In addition to a lower leg injury or operation which requires you to use a mobility aid, other risk factors can increase your chances of experiencing mobility problems:
- Older Age – age-related muscle and bone density loss can initiate a cascade of effects where older adults exercise less and are more prone to debilitating bone breaks (like hip fractures from a fall).
- Chronic Disease – chronic diseases like arthritis, diabetes, multiple sclerosis, and Parkinson’s increase risk for mobility problems because they can have directly detrimental effects on a person’s strength, coordination, and balance.
- Low Physical Activity – not only does low physical activity make gaining weight more probable, but it also leads to joint stiffness, muscle atrophy, and other conditions which increase chances of experiencing difficulty walking and standing.
- Obesity – in addition to exacerbating the strain and stress on vulnerable lower body joints, being obese limits your ability to exercise and even shifts your center of gravity forward which can be dangerous to your balance and coordination.
Additional smaller risk factors like being female, smoking, excessive drinking, feeling depressed, and even being recently hospitalized can all add up to a higher likelihood of developing mobility problems down the line as well.
Effects of Mobility Problems
Mobility problems can have profound consequences on your mental, social, and physical wellbeing. In addition to limiting your basic day to day functioning (i.e. bathing, getting dressed, walking the dog, running errands, etc), mobility problems can inhibit your ability to exercise which in itself increases your chances of developing chronic diseases like high blood pressure, coronary artery disease, and diabetes.
An inability to safely move around may also inhibit your ability to drive, to go out with friends and family, even to hold a job and make money. One 2001 report found that rates of depression were alarmingly high at over 30% for people with mobility difficulty compared to less than 4% of those with no mobility difficulties. Mitigating the negative impact mobility problems has is a matter of finding the right care network, using supportive mobility aids, and continuing a valiant effort to exercise and socialize with others.

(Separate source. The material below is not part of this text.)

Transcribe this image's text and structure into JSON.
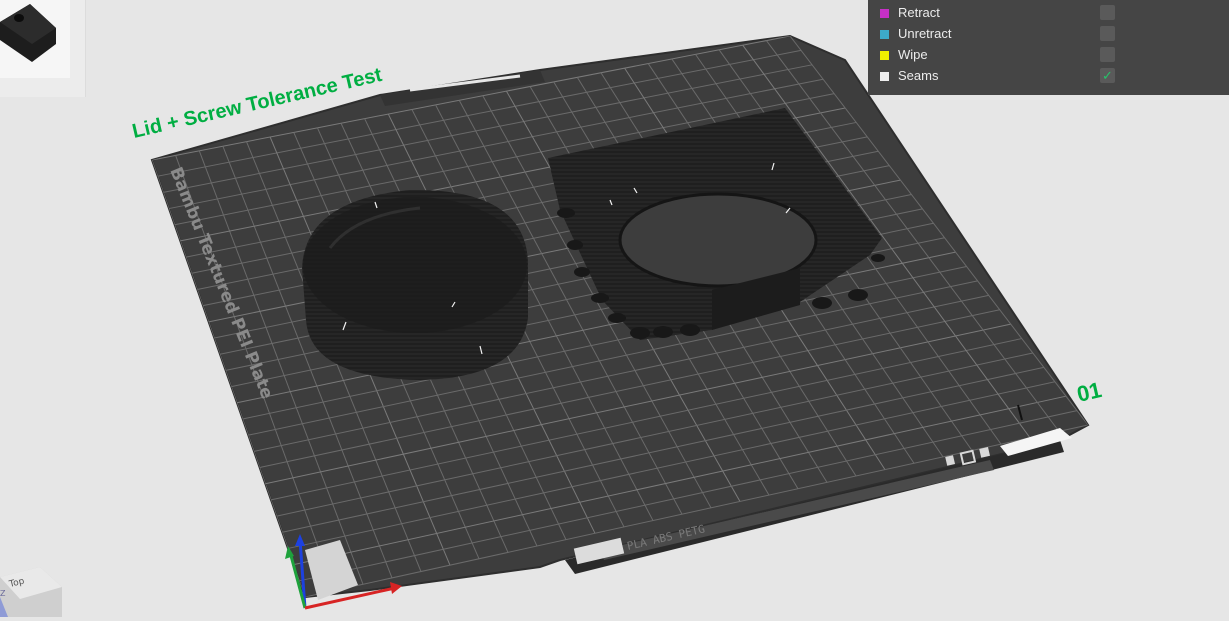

Types of Mobility Aids
The good news when it comes to the topic of mobility problems is that advancements in technology and design have engineered state of the art mobility aids which can help those who do experience trouble standing and walking make the most of their effort. Mobility aids are developed to empower and support a person’s movements and balance, not to shine a light on their disability or mobility problems. Mobility aids include:
- Walkers – basic, lightweight frames composed of sturdy materials like aluminum, walkers come in a variety of adjustable heights and are best used with non-slip feet that prevent common falls.
- Knee scooters – knee scooters are 3 or 4-wheeled devices that look similar to a bike without pedals and feature a raised platform to rest a weak or injured leg.
- Crutches – wondering how to choose the best crutch for your needs? Depending on the type of injury you have incurred, or the condition which has impaired your mobility, your choice of crutch may range from axillary (classic underarm crutch) to forearm (elbow) or platform crutches.
- Canes – canes have been around for over a century and still provide great support in both single-tip and quad-tip varieties.
- Wheelchairs – manual and motorized wheelchairs boast loads of new features like adjustable leg rests, lumbar support cushions, and removable head mounts (just the name a few).
Prior to using a mobility aid, your doctor may be able to address any existing difficulties you have before they develop into full-fledged mobility problems. Physical and occupational therapy, smoking cessation counseling, and diet and exercise regimens, for example, can go a long way in helping you strengthen muscles and bones, lose weight, and avoid chronic illness.